=== Required work ===
Whatever lies between the line with "Enumerate this screenshot's" and the end of the data, both included, must be copied exactly and without pictures.

=== Records for this task ===
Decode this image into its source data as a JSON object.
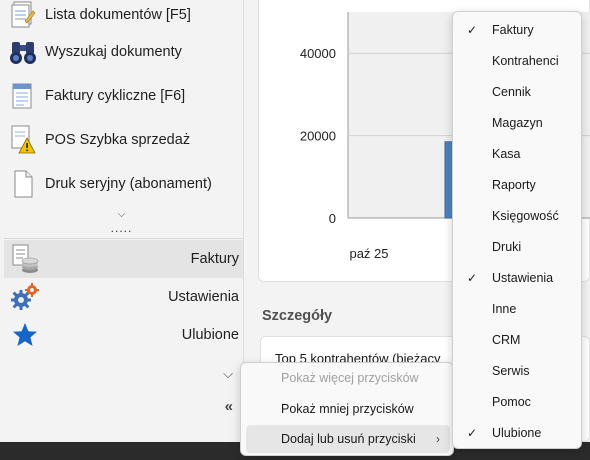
{
  "sidebar": {
    "items": [
      {
        "label": "Lista dokumentów [F5]",
        "icon": "document-list-icon"
      },
      {
        "label": "Wyszukaj dokumenty",
        "icon": "binoculars-icon"
      },
      {
        "label": "Faktury cykliczne [F6]",
        "icon": "recurring-invoice-icon"
      },
      {
        "label": "POS Szybka sprzedaż",
        "icon": "warning-document-icon"
      },
      {
        "label": "Druk seryjny (abonament)",
        "icon": "blank-document-icon"
      }
    ],
    "expand_glyph": "⌵",
    "grip_glyph": ".....",
    "modules": [
      {
        "label": "Faktury",
        "icon": "invoice-coins-icon",
        "active": true
      },
      {
        "label": "Ustawienia",
        "icon": "gears-icon",
        "active": false
      },
      {
        "label": "Ulubione",
        "icon": "star-icon",
        "active": false
      }
    ],
    "more_glyph": "⌵",
    "collapse_glyph": "«"
  },
  "chart_data": {
    "type": "bar",
    "categories": [
      "paź 25"
    ],
    "yticks": [
      "40000",
      "20000",
      "0"
    ],
    "ylim": [
      0,
      50000
    ],
    "series": [
      {
        "values": [
          18500
        ]
      }
    ],
    "colors": {
      "bar": "#4f81bd",
      "grid": "#d0d0d0",
      "plot_bg": "#f0f0f0"
    }
  },
  "details": {
    "title": "Szczegóły",
    "first_line": "Top 5 kontrahentów (bieżący"
  },
  "context_menu": {
    "items": [
      {
        "label": "Pokaż więcej przycisków",
        "disabled": true
      },
      {
        "label": "Pokaż mniej przycisków",
        "disabled": false
      },
      {
        "label": "Dodaj lub usuń przyciski",
        "disabled": false,
        "submenu_arrow": "›"
      }
    ]
  },
  "submenu": {
    "check_glyph": "✓",
    "items": [
      {
        "label": "Faktury",
        "checked": true
      },
      {
        "label": "Kontrahenci",
        "checked": false
      },
      {
        "label": "Cennik",
        "checked": false
      },
      {
        "label": "Magazyn",
        "checked": false
      },
      {
        "label": "Kasa",
        "checked": false
      },
      {
        "label": "Raporty",
        "checked": false
      },
      {
        "label": "Księgowość",
        "checked": false
      },
      {
        "label": "Druki",
        "checked": false
      },
      {
        "label": "Ustawienia",
        "checked": true
      },
      {
        "label": "Inne",
        "checked": false
      },
      {
        "label": "CRM",
        "checked": false
      },
      {
        "label": "Serwis",
        "checked": false
      },
      {
        "label": "Pomoc",
        "checked": false
      },
      {
        "label": "Ulubione",
        "checked": true
      }
    ]
  }
}
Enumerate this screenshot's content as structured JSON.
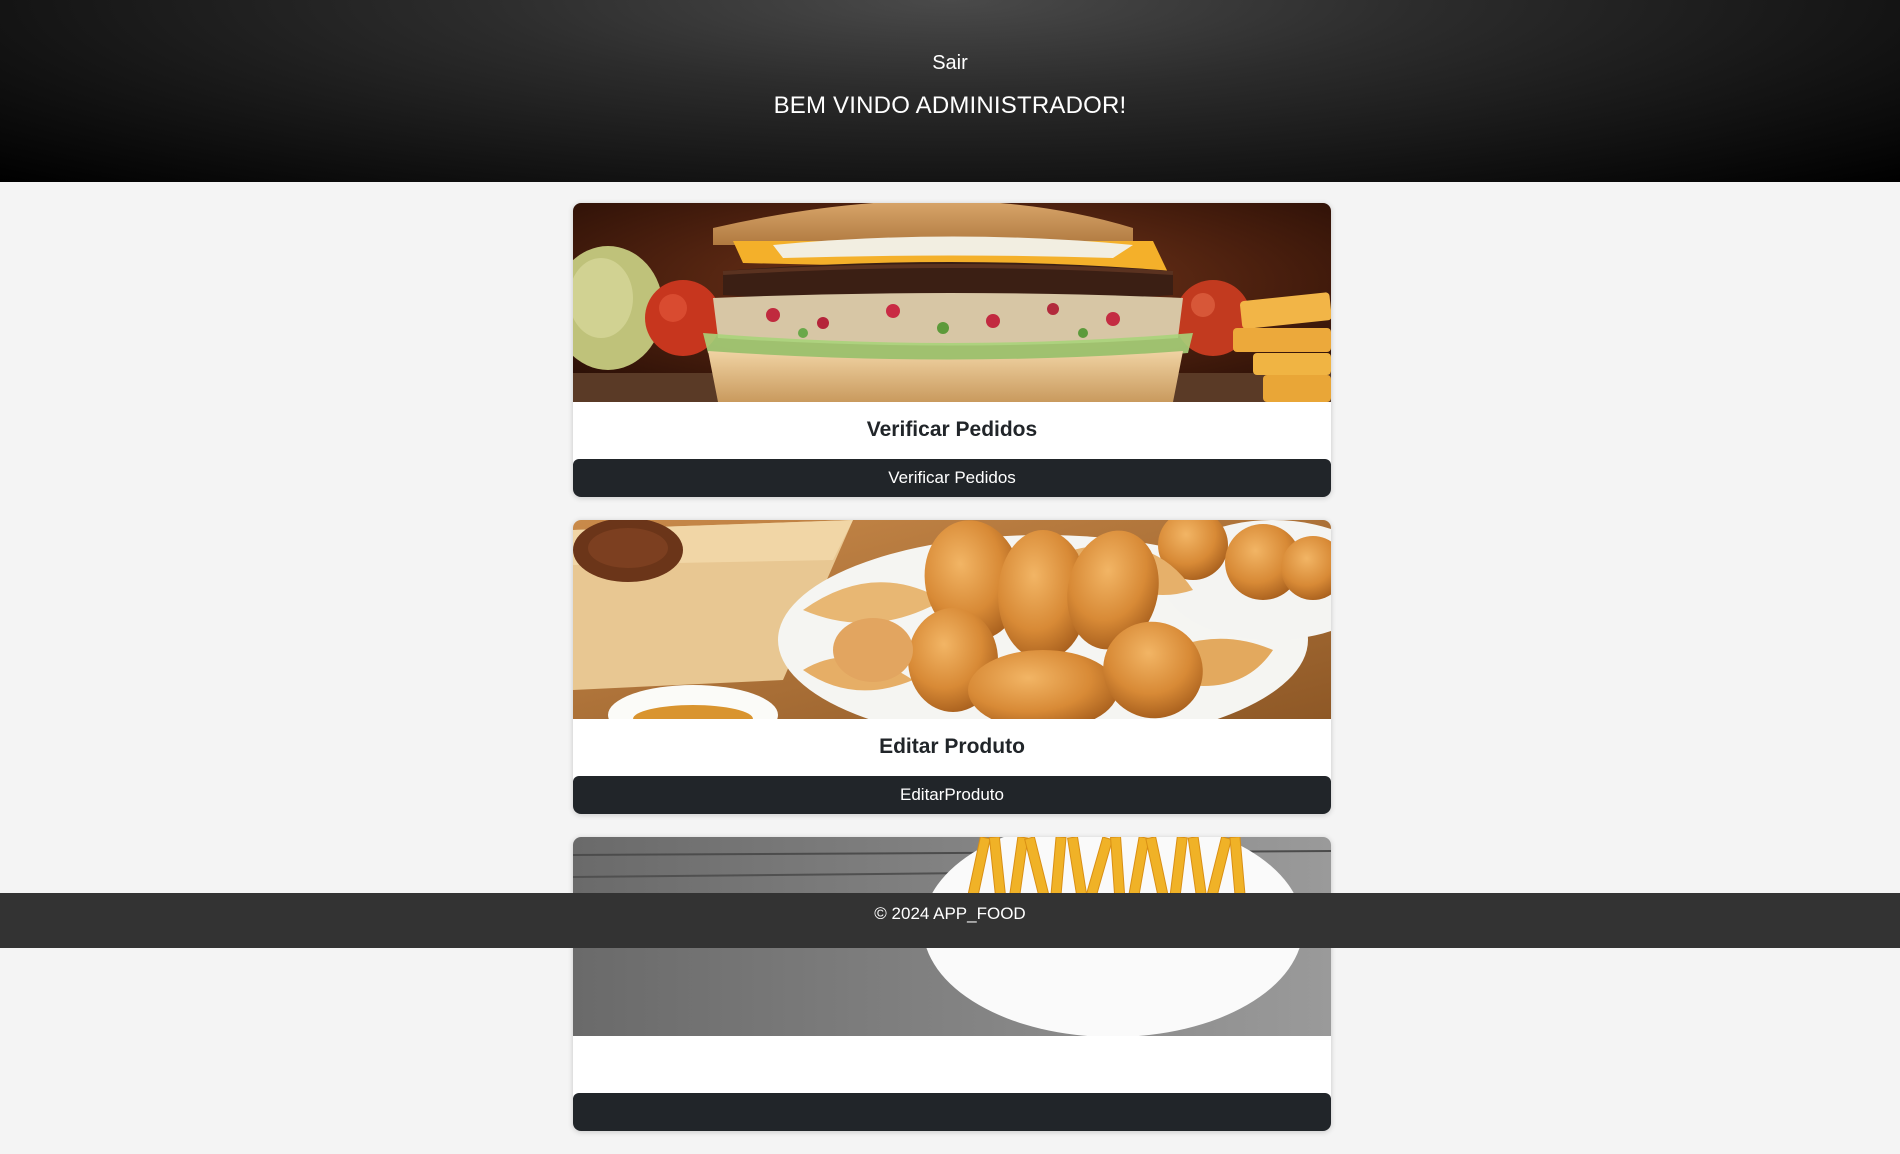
{
  "header": {
    "logout_label": "Sair",
    "welcome_text": "BEM VINDO ADMINISTRADOR!"
  },
  "cards": [
    {
      "image": "burger-image",
      "title": "Verificar Pedidos",
      "button_label": "Verificar Pedidos"
    },
    {
      "image": "savory-snacks-image",
      "title": "Editar Produto",
      "button_label": "EditarProduto"
    },
    {
      "image": "french-fries-image",
      "title": "",
      "button_label": ""
    }
  ],
  "footer": {
    "copyright": "© 2024 APP_FOOD"
  },
  "colors": {
    "header_bg": "#111111",
    "page_bg": "#f4f4f4",
    "button_bg": "#212529",
    "footer_bg": "#333333"
  }
}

=== Answer for the task ===
Enumerate this screenshot's content as structured JSON.
{
  "header": {
    "logout_label": "Sair",
    "welcome_text": "BEM VINDO ADMINISTRADOR!"
  },
  "cards": [
    {
      "image": "burger-image",
      "title": "Verificar Pedidos",
      "button_label": "Verificar Pedidos"
    },
    {
      "image": "savory-snacks-image",
      "title": "Editar Produto",
      "button_label": "EditarProduto"
    },
    {
      "image": "french-fries-image",
      "title": "",
      "button_label": ""
    }
  ],
  "footer": {
    "copyright": "© 2024 APP_FOOD"
  },
  "colors": {
    "header_bg": "#111111",
    "page_bg": "#f4f4f4",
    "button_bg": "#212529",
    "footer_bg": "#333333"
  }
}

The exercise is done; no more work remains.